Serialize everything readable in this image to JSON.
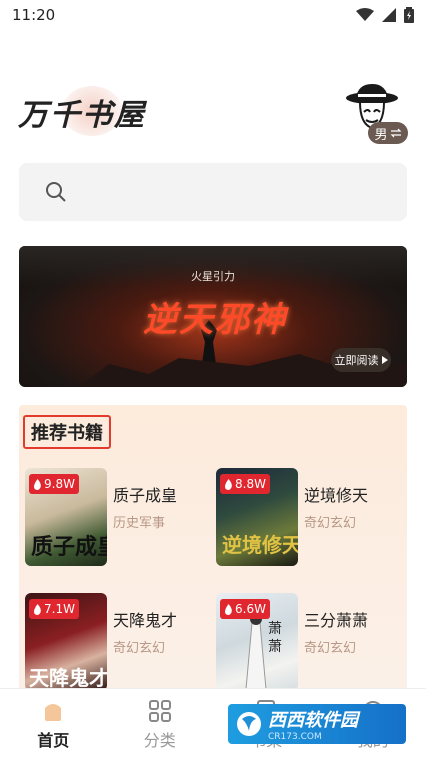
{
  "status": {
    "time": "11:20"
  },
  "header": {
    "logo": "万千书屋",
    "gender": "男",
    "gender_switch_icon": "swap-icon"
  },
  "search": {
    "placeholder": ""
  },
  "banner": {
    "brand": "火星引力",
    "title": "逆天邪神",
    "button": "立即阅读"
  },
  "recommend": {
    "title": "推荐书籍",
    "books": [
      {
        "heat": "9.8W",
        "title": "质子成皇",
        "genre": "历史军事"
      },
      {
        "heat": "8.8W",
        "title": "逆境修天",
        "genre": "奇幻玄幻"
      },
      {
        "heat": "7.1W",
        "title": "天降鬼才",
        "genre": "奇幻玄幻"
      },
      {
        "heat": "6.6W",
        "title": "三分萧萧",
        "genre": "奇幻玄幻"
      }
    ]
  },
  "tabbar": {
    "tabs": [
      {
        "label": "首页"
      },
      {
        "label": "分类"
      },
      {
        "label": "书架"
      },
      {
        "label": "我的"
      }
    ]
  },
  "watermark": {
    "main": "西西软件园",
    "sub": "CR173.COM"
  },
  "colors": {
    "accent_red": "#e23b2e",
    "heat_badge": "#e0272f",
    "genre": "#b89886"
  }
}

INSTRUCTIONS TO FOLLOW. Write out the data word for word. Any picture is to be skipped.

RESULT OF THIS TASK.
Serialize everything readable in this image to JSON.
{
  "status": {
    "time": "11:20"
  },
  "header": {
    "logo": "万千书屋",
    "gender": "男",
    "gender_switch_icon": "swap-icon"
  },
  "search": {
    "placeholder": ""
  },
  "banner": {
    "brand": "火星引力",
    "title": "逆天邪神",
    "button": "立即阅读"
  },
  "recommend": {
    "title": "推荐书籍",
    "books": [
      {
        "heat": "9.8W",
        "title": "质子成皇",
        "genre": "历史军事"
      },
      {
        "heat": "8.8W",
        "title": "逆境修天",
        "genre": "奇幻玄幻"
      },
      {
        "heat": "7.1W",
        "title": "天降鬼才",
        "genre": "奇幻玄幻"
      },
      {
        "heat": "6.6W",
        "title": "三分萧萧",
        "genre": "奇幻玄幻"
      }
    ]
  },
  "tabbar": {
    "tabs": [
      {
        "label": "首页"
      },
      {
        "label": "分类"
      },
      {
        "label": "书架"
      },
      {
        "label": "我的"
      }
    ]
  },
  "watermark": {
    "main": "西西软件园",
    "sub": "CR173.COM"
  },
  "colors": {
    "accent_red": "#e23b2e",
    "heat_badge": "#e0272f",
    "genre": "#b89886"
  }
}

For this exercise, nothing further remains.